#### Element data from apps and pages:
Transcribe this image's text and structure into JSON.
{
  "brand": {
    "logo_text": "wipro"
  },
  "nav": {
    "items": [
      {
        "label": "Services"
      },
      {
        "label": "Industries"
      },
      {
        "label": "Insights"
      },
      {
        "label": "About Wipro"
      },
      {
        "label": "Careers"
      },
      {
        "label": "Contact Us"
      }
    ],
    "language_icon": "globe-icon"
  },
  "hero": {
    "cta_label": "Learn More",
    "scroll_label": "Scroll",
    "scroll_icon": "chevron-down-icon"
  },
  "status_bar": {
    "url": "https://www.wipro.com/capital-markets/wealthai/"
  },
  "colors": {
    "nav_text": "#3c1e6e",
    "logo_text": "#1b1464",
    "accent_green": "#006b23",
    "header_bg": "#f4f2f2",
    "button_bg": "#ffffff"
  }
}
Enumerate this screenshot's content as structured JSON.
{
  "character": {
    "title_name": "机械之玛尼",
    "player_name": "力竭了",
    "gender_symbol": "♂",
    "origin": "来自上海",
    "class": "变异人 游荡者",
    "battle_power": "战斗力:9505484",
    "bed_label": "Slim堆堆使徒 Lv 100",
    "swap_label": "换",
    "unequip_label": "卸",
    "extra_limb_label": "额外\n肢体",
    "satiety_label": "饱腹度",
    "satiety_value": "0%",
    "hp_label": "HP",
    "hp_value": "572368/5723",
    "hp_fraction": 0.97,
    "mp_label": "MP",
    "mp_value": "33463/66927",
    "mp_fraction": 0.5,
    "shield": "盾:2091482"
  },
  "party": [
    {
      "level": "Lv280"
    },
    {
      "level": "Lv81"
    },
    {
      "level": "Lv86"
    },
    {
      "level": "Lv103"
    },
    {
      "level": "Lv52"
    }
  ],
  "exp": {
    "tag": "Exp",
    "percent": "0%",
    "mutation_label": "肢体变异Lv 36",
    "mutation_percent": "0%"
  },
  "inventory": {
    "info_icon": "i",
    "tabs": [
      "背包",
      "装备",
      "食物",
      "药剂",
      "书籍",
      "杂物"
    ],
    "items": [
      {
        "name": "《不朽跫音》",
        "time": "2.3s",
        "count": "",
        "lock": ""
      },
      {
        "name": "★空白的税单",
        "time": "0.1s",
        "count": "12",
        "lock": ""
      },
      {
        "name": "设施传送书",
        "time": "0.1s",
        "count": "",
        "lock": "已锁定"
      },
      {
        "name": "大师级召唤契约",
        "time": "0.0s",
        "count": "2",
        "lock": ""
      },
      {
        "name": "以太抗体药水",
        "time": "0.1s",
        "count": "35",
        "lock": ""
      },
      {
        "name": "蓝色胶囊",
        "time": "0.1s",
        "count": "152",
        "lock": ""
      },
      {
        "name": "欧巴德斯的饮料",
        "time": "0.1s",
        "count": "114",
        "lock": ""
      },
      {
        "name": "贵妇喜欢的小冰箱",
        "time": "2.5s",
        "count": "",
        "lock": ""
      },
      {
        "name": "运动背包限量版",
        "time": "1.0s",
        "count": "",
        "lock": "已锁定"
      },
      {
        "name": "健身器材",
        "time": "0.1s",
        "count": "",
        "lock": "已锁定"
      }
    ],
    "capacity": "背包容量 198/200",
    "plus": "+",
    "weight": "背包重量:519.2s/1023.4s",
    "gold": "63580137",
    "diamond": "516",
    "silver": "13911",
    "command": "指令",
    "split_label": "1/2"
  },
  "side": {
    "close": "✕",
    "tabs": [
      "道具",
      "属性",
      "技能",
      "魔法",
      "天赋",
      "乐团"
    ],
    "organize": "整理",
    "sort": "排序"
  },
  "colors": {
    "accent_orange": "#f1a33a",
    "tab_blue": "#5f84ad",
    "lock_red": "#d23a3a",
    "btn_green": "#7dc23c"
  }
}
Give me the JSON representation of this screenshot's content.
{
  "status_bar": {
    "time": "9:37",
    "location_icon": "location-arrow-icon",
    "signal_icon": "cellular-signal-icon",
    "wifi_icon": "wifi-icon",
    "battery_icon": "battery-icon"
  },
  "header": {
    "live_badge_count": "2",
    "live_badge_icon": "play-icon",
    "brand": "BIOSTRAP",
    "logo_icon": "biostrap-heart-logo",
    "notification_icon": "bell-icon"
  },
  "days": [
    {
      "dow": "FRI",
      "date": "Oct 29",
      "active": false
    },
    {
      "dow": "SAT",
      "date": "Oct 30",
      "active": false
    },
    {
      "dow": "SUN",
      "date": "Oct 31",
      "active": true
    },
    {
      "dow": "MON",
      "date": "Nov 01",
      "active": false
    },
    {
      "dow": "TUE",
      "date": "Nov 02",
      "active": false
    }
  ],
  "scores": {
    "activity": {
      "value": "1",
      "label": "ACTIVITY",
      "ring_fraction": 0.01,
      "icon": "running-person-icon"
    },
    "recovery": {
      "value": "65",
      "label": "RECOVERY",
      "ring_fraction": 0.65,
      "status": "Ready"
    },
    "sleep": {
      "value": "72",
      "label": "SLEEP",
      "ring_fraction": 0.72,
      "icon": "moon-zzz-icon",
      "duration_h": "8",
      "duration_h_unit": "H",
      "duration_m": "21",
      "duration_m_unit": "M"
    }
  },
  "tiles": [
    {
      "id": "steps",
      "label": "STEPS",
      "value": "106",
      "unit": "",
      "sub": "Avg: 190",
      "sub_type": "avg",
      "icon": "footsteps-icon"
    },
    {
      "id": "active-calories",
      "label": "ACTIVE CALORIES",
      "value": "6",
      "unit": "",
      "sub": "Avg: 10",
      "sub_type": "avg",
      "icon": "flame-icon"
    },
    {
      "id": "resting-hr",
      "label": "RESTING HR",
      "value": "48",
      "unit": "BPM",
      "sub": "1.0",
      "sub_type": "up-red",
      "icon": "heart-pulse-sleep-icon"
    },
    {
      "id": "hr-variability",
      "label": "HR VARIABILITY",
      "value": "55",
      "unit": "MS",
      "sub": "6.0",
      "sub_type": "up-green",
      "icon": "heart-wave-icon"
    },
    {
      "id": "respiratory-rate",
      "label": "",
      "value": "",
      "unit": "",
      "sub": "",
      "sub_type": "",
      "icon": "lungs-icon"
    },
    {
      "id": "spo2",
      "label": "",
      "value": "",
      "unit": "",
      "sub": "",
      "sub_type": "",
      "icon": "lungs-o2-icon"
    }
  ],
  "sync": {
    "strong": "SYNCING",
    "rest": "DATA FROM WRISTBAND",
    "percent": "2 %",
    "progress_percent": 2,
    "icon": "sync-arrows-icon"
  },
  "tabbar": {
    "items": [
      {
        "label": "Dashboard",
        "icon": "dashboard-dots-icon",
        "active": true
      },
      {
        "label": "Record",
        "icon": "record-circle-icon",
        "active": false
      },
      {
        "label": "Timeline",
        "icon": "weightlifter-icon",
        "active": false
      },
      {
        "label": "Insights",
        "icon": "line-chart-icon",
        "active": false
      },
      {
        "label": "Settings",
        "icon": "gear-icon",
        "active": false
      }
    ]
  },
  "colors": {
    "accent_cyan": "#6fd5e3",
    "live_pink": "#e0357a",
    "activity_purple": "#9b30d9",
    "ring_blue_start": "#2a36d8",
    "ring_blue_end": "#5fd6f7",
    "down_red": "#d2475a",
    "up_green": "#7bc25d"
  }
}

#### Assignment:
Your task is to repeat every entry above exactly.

#### Answer below:
Transcribe this image's text and structure into JSON.
{
  "brand": {
    "logo_text": "wipro"
  },
  "nav": {
    "items": [
      {
        "label": "Services"
      },
      {
        "label": "Industries"
      },
      {
        "label": "Insights"
      },
      {
        "label": "About Wipro"
      },
      {
        "label": "Careers"
      },
      {
        "label": "Contact Us"
      }
    ],
    "language_icon": "globe-icon"
  },
  "hero": {
    "cta_label": "Learn More",
    "scroll_label": "Scroll",
    "scroll_icon": "chevron-down-icon"
  },
  "status_bar": {
    "url": "https://www.wipro.com/capital-markets/wealthai/"
  },
  "colors": {
    "nav_text": "#3c1e6e",
    "logo_text": "#1b1464",
    "accent_green": "#006b23",
    "header_bg": "#f4f2f2",
    "button_bg": "#ffffff"
  }
}
Enumerate this screenshot's content as structured JSON.
{
  "character": {
    "title_name": "机械之玛尼",
    "player_name": "力竭了",
    "gender_symbol": "♂",
    "origin": "来自上海",
    "class": "变异人 游荡者",
    "battle_power": "战斗力:9505484",
    "bed_label": "Slim堆堆使徒 Lv 100",
    "swap_label": "换",
    "unequip_label": "卸",
    "extra_limb_label": "额外\n肢体",
    "satiety_label": "饱腹度",
    "satiety_value": "0%",
    "hp_label": "HP",
    "hp_value": "572368/5723",
    "hp_fraction": 0.97,
    "mp_label": "MP",
    "mp_value": "33463/66927",
    "mp_fraction": 0.5,
    "shield": "盾:2091482"
  },
  "party": [
    {
      "level": "Lv280"
    },
    {
      "level": "Lv81"
    },
    {
      "level": "Lv86"
    },
    {
      "level": "Lv103"
    },
    {
      "level": "Lv52"
    }
  ],
  "exp": {
    "tag": "Exp",
    "percent": "0%",
    "mutation_label": "肢体变异Lv 36",
    "mutation_percent": "0%"
  },
  "inventory": {
    "info_icon": "i",
    "tabs": [
      "背包",
      "装备",
      "食物",
      "药剂",
      "书籍",
      "杂物"
    ],
    "items": [
      {
        "name": "《不朽跫音》",
        "time": "2.3s",
        "count": "",
        "lock": ""
      },
      {
        "name": "★空白的税单",
        "time": "0.1s",
        "count": "12",
        "lock": ""
      },
      {
        "name": "设施传送书",
        "time": "0.1s",
        "count": "",
        "lock": "已锁定"
      },
      {
        "name": "大师级召唤契约",
        "time": "0.0s",
        "count": "2",
        "lock": ""
      },
      {
        "name": "以太抗体药水",
        "time": "0.1s",
        "count": "35",
        "lock": ""
      },
      {
        "name": "蓝色胶囊",
        "time": "0.1s",
        "count": "152",
        "lock": ""
      },
      {
        "name": "欧巴德斯的饮料",
        "time": "0.1s",
        "count": "114",
        "lock": ""
      },
      {
        "name": "贵妇喜欢的小冰箱",
        "time": "2.5s",
        "count": "",
        "lock": ""
      },
      {
        "name": "运动背包限量版",
        "time": "1.0s",
        "count": "",
        "lock": "已锁定"
      },
      {
        "name": "健身器材",
        "time": "0.1s",
        "count": "",
        "lock": "已锁定"
      }
    ],
    "capacity": "背包容量 198/200",
    "plus": "+",
    "weight": "背包重量:519.2s/1023.4s",
    "gold": "63580137",
    "diamond": "516",
    "silver": "13911",
    "command": "指令",
    "split_label": "1/2"
  },
  "side": {
    "close": "✕",
    "tabs": [
      "道具",
      "属性",
      "技能",
      "魔法",
      "天赋",
      "乐团"
    ],
    "organize": "整理",
    "sort": "排序"
  },
  "colors": {
    "accent_orange": "#f1a33a",
    "tab_blue": "#5f84ad",
    "lock_red": "#d23a3a",
    "btn_green": "#7dc23c"
  }
}
Give me the JSON representation of this screenshot's content.
{
  "status_bar": {
    "time": "9:37",
    "location_icon": "location-arrow-icon",
    "signal_icon": "cellular-signal-icon",
    "wifi_icon": "wifi-icon",
    "battery_icon": "battery-icon"
  },
  "header": {
    "live_badge_count": "2",
    "live_badge_icon": "play-icon",
    "brand": "BIOSTRAP",
    "logo_icon": "biostrap-heart-logo",
    "notification_icon": "bell-icon"
  },
  "days": [
    {
      "dow": "FRI",
      "date": "Oct 29",
      "active": false
    },
    {
      "dow": "SAT",
      "date": "Oct 30",
      "active": false
    },
    {
      "dow": "SUN",
      "date": "Oct 31",
      "active": true
    },
    {
      "dow": "MON",
      "date": "Nov 01",
      "active": false
    },
    {
      "dow": "TUE",
      "date": "Nov 02",
      "active": false
    }
  ],
  "scores": {
    "activity": {
      "value": "1",
      "label": "ACTIVITY",
      "ring_fraction": 0.01,
      "icon": "running-person-icon"
    },
    "recovery": {
      "value": "65",
      "label": "RECOVERY",
      "ring_fraction": 0.65,
      "status": "Ready"
    },
    "sleep": {
      "value": "72",
      "label": "SLEEP",
      "ring_fraction": 0.72,
      "icon": "moon-zzz-icon",
      "duration_h": "8",
      "duration_h_unit": "H",
      "duration_m": "21",
      "duration_m_unit": "M"
    }
  },
  "tiles": [
    {
      "id": "steps",
      "label": "STEPS",
      "value": "106",
      "unit": "",
      "sub": "Avg: 190",
      "sub_type": "avg",
      "icon": "footsteps-icon"
    },
    {
      "id": "active-calories",
      "label": "ACTIVE CALORIES",
      "value": "6",
      "unit": "",
      "sub": "Avg: 10",
      "sub_type": "avg",
      "icon": "flame-icon"
    },
    {
      "id": "resting-hr",
      "label": "RESTING HR",
      "value": "48",
      "unit": "BPM",
      "sub": "1.0",
      "sub_type": "up-red",
      "icon": "heart-pulse-sleep-icon"
    },
    {
      "id": "hr-variability",
      "label": "HR VARIABILITY",
      "value": "55",
      "unit": "MS",
      "sub": "6.0",
      "sub_type": "up-green",
      "icon": "heart-wave-icon"
    },
    {
      "id": "respiratory-rate",
      "label": "",
      "value": "",
      "unit": "",
      "sub": "",
      "sub_type": "",
      "icon": "lungs-icon"
    },
    {
      "id": "spo2",
      "label": "",
      "value": "",
      "unit": "",
      "sub": "",
      "sub_type": "",
      "icon": "lungs-o2-icon"
    }
  ],
  "sync": {
    "strong": "SYNCING",
    "rest": "DATA FROM WRISTBAND",
    "percent": "2 %",
    "progress_percent": 2,
    "icon": "sync-arrows-icon"
  },
  "tabbar": {
    "items": [
      {
        "label": "Dashboard",
        "icon": "dashboard-dots-icon",
        "active": true
      },
      {
        "label": "Record",
        "icon": "record-circle-icon",
        "active": false
      },
      {
        "label": "Timeline",
        "icon": "weightlifter-icon",
        "active": false
      },
      {
        "label": "Insights",
        "icon": "line-chart-icon",
        "active": false
      },
      {
        "label": "Settings",
        "icon": "gear-icon",
        "active": false
      }
    ]
  },
  "colors": {
    "accent_cyan": "#6fd5e3",
    "live_pink": "#e0357a",
    "activity_purple": "#9b30d9",
    "ring_blue_start": "#2a36d8",
    "ring_blue_end": "#5fd6f7",
    "down_red": "#d2475a",
    "up_green": "#7bc25d"
  }
}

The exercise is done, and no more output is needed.